▶ [EXERCISE DESCRIPTION]
In how many lines of the records does the word "data" appear? Reply with the number and nothing else.

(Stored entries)
_____

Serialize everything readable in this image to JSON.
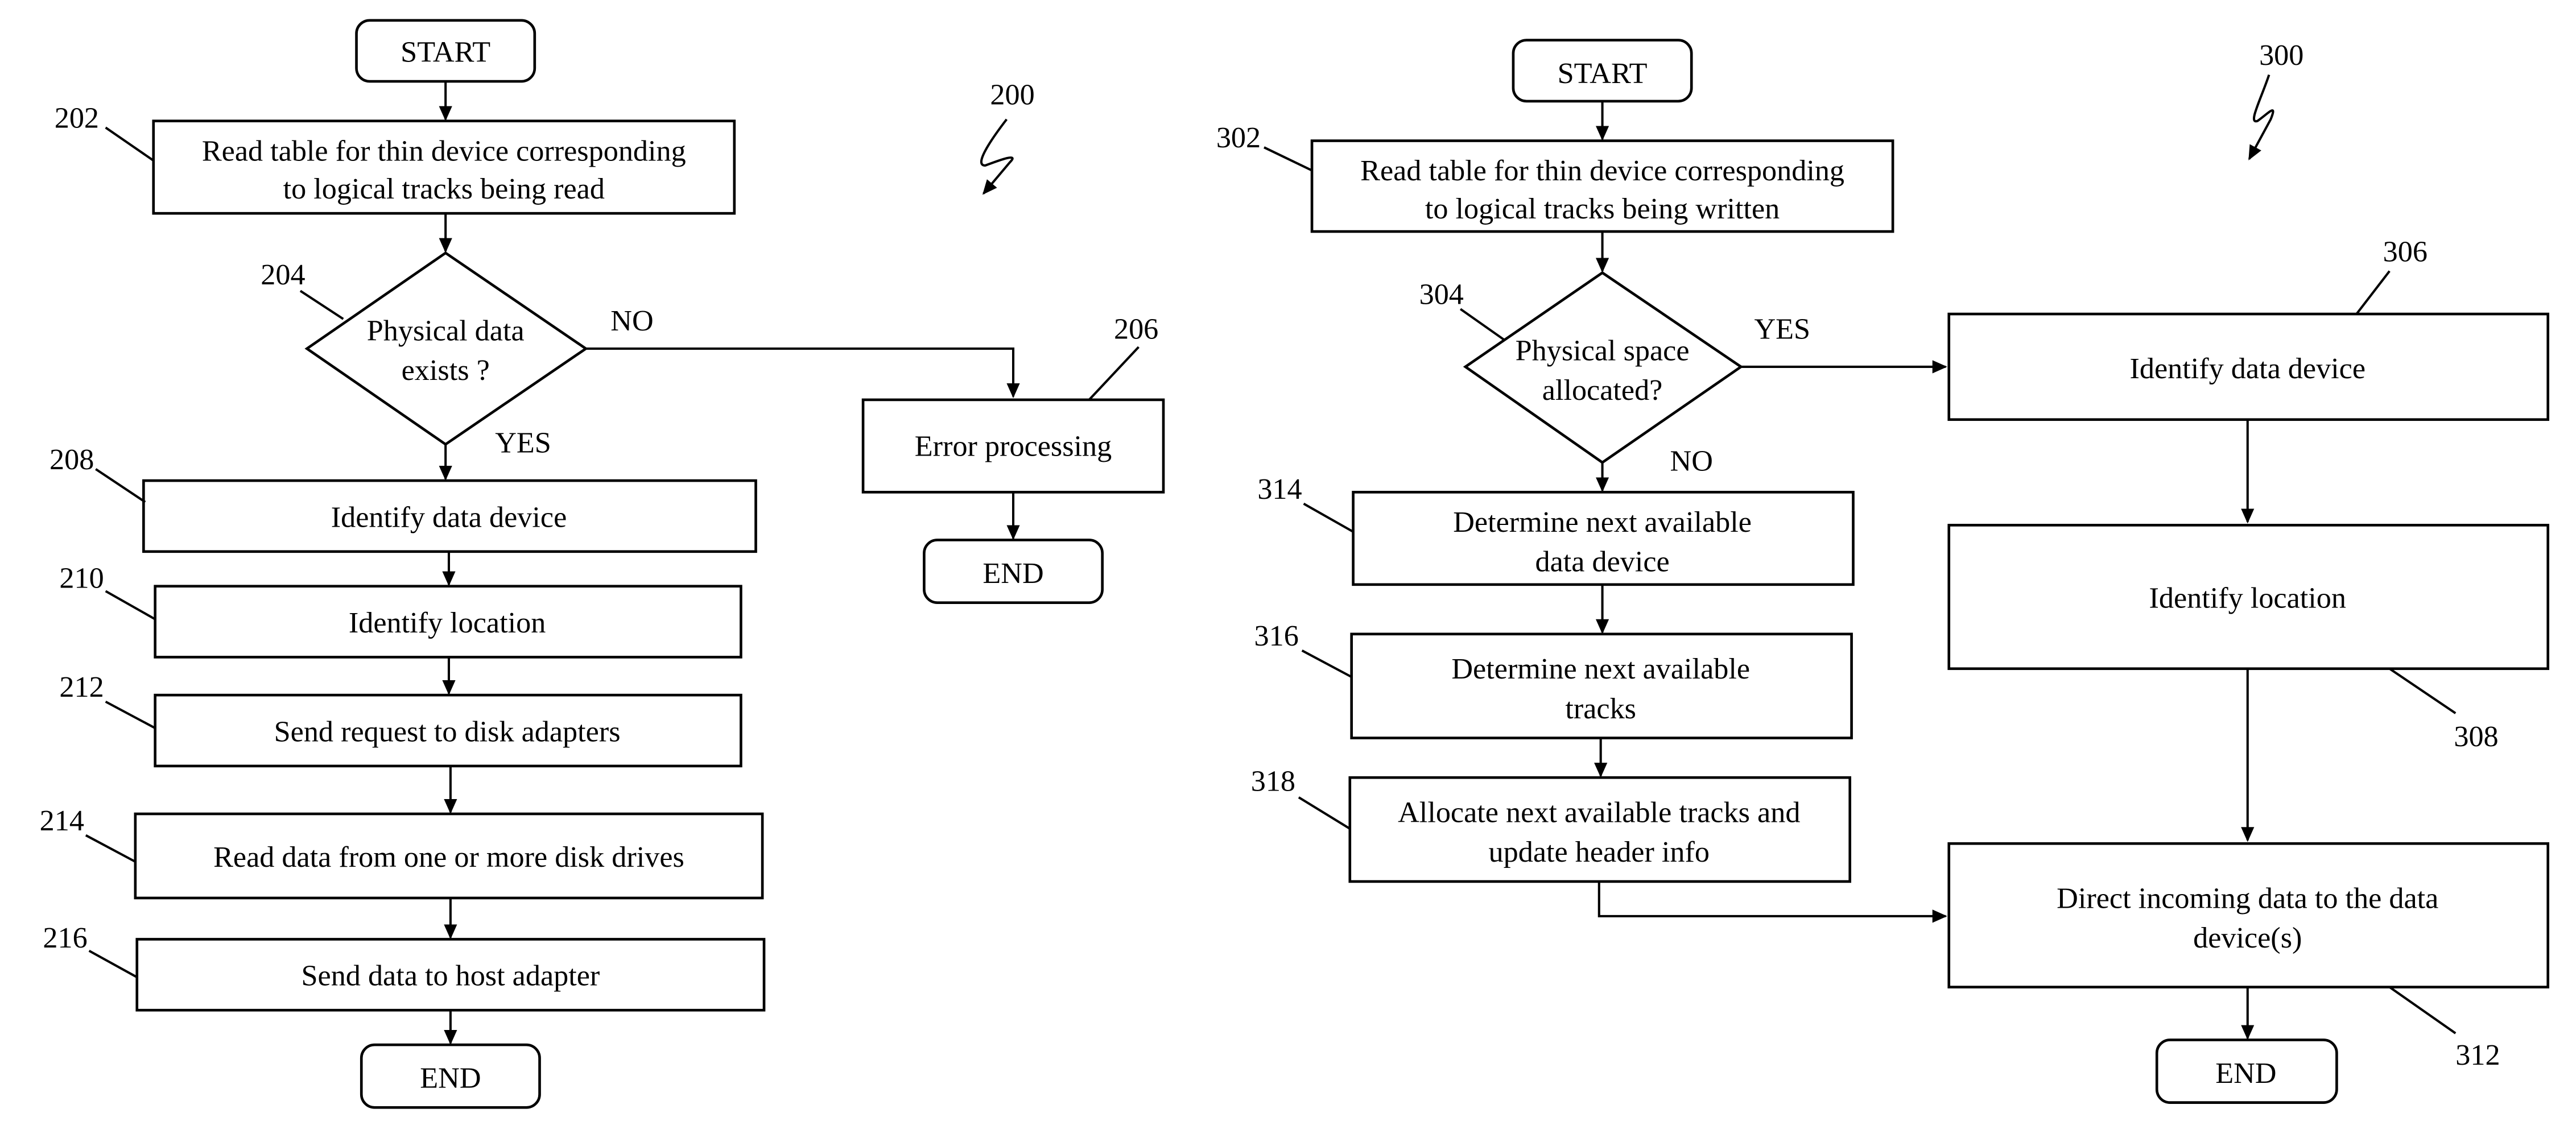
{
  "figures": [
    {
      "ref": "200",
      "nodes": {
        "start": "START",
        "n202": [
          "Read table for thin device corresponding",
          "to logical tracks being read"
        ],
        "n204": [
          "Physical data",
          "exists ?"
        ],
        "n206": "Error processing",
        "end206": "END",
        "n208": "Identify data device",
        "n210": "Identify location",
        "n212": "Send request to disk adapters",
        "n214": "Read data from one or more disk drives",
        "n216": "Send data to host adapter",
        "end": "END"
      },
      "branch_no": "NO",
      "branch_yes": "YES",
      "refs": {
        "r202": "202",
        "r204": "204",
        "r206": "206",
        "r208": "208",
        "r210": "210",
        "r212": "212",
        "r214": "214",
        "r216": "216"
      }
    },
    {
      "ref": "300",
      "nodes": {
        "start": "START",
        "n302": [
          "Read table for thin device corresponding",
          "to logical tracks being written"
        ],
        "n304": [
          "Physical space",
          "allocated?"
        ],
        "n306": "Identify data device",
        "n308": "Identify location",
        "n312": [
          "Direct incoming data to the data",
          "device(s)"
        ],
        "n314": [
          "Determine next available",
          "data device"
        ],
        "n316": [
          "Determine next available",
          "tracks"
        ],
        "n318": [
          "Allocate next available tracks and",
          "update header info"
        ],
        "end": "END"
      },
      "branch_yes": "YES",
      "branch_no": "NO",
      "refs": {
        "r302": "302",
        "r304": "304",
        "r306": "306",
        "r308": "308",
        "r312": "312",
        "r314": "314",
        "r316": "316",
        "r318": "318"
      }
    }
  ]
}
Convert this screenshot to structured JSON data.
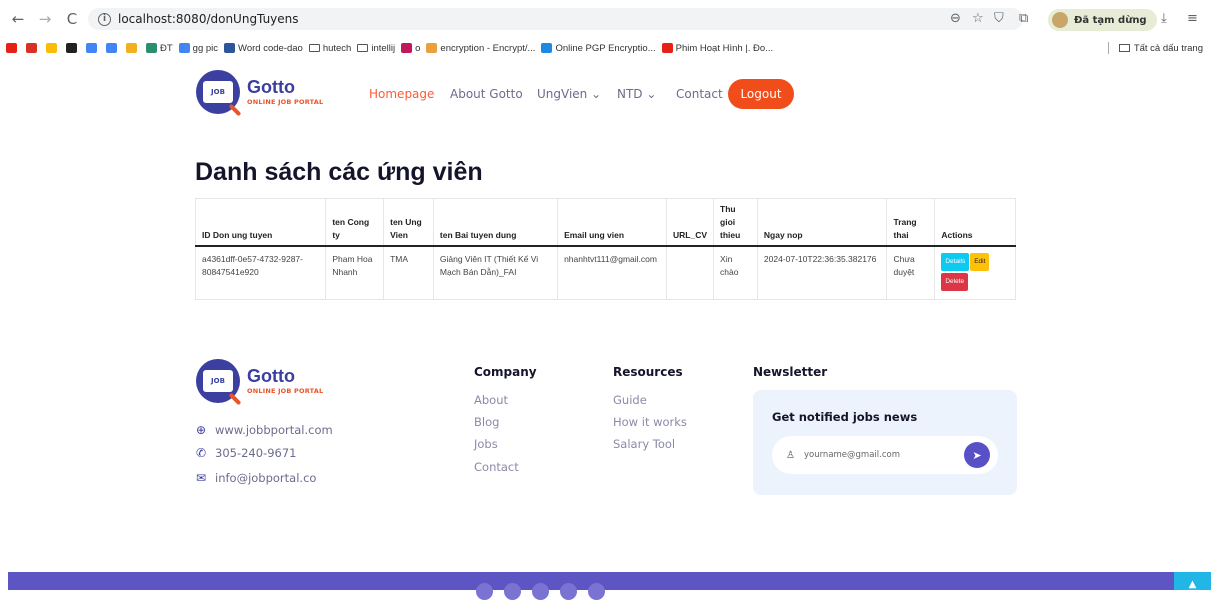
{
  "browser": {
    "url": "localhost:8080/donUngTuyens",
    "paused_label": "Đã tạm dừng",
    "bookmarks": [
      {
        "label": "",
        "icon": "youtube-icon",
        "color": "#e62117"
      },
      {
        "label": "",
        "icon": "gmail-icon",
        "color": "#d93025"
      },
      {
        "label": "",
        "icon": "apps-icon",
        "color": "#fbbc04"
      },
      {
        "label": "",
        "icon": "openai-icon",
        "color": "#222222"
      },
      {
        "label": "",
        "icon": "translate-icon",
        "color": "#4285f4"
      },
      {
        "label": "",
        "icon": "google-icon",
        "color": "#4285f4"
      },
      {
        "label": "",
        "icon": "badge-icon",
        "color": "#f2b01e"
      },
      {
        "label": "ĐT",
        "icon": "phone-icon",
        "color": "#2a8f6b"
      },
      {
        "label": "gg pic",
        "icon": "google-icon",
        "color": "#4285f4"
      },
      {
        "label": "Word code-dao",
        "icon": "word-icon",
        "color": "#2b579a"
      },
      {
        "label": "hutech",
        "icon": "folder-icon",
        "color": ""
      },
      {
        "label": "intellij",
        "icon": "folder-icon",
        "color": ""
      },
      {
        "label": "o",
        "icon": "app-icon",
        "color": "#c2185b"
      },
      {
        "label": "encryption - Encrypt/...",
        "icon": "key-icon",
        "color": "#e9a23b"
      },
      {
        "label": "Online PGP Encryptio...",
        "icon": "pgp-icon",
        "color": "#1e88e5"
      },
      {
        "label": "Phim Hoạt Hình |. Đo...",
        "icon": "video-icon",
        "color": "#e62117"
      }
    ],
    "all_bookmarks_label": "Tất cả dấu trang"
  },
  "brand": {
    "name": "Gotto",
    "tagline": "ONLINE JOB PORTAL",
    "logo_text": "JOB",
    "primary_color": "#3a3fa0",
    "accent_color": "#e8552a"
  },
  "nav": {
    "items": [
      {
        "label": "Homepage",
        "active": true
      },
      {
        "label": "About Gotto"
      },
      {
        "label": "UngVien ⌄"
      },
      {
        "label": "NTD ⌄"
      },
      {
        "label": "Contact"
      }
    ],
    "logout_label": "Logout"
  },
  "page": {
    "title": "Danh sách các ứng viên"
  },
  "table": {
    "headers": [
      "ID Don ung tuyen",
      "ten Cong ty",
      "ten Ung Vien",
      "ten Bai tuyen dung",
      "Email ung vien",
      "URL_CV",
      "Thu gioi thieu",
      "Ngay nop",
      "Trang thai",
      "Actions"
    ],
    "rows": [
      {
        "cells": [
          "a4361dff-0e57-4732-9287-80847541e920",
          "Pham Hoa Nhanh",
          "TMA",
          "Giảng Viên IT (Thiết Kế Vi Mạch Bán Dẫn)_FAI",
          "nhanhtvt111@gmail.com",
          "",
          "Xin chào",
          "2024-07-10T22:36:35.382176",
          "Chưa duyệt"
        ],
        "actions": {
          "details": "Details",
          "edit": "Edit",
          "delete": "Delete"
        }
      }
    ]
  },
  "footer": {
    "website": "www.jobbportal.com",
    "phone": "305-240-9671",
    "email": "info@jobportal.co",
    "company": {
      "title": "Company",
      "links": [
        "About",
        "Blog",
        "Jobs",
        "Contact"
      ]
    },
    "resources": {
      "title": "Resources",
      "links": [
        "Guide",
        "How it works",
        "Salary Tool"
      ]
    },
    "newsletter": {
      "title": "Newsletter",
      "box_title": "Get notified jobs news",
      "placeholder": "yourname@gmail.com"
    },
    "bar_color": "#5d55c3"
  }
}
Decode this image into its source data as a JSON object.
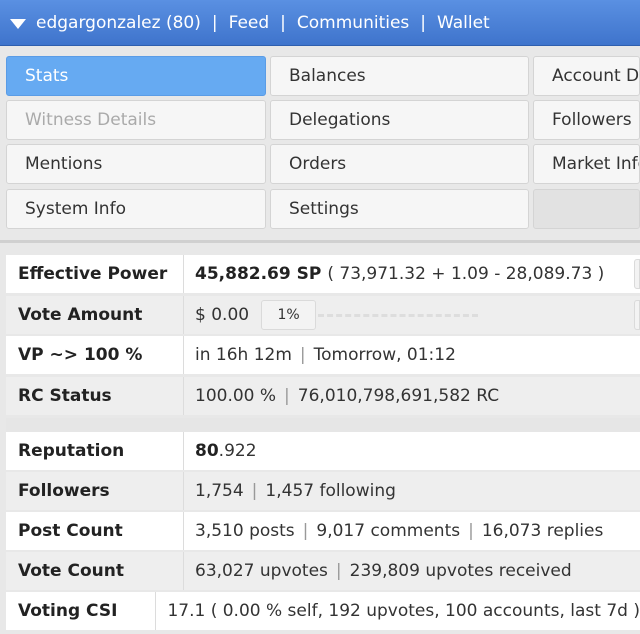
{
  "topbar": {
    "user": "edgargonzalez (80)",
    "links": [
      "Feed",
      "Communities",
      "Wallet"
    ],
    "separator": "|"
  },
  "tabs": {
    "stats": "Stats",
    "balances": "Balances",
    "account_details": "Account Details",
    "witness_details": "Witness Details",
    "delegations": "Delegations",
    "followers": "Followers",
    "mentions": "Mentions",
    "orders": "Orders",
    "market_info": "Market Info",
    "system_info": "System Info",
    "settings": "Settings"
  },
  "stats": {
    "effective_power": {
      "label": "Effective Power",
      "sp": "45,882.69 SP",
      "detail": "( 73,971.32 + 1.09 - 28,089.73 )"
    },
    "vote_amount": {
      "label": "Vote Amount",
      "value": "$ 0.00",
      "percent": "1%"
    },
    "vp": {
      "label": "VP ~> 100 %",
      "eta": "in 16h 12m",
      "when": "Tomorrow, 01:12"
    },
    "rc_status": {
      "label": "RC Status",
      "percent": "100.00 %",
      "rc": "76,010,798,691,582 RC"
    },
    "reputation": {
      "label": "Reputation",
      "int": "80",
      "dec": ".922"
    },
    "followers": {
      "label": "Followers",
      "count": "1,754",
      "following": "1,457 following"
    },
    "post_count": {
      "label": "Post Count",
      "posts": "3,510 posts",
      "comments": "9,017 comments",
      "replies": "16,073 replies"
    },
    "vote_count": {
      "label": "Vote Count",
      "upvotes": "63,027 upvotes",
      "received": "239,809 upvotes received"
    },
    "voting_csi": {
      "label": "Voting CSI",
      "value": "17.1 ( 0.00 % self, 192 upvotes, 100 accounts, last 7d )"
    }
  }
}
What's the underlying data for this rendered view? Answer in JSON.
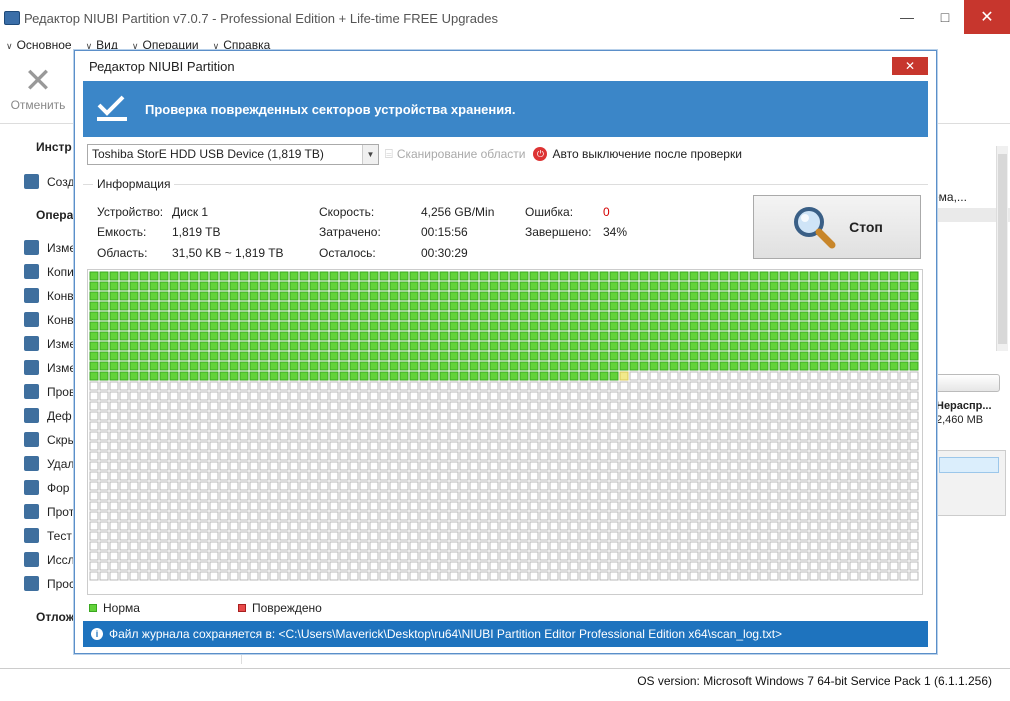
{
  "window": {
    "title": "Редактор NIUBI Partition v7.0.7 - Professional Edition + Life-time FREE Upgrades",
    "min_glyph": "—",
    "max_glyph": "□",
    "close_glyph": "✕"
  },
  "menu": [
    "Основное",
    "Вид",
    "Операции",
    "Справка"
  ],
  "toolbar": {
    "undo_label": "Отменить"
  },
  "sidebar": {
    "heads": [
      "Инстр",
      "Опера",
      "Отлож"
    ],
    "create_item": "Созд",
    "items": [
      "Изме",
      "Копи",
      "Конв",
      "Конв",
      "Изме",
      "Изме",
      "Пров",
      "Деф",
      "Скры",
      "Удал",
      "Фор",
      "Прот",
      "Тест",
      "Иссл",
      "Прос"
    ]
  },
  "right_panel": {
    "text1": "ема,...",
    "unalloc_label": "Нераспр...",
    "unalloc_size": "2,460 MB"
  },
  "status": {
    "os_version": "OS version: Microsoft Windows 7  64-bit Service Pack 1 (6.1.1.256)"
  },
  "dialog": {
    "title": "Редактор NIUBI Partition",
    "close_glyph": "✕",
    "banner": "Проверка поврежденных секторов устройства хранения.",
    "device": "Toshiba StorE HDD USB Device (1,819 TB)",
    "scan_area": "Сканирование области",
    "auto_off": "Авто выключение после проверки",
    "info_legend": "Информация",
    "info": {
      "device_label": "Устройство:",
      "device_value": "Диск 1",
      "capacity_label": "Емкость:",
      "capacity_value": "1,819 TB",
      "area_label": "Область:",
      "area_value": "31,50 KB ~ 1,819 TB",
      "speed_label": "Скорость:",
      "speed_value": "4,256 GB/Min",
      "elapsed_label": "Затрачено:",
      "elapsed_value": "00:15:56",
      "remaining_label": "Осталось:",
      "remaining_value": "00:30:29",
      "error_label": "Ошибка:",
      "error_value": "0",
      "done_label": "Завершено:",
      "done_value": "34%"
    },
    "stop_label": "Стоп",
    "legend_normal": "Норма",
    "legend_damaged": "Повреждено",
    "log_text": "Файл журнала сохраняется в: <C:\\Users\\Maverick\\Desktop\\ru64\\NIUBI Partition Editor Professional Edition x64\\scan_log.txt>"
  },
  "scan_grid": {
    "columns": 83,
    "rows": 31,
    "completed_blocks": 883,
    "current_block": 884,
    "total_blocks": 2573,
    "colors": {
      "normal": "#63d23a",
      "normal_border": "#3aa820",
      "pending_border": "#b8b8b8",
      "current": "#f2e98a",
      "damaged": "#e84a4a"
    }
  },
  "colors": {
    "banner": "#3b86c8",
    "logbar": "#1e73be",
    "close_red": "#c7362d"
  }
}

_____

▶ [ANSWER AREA]
10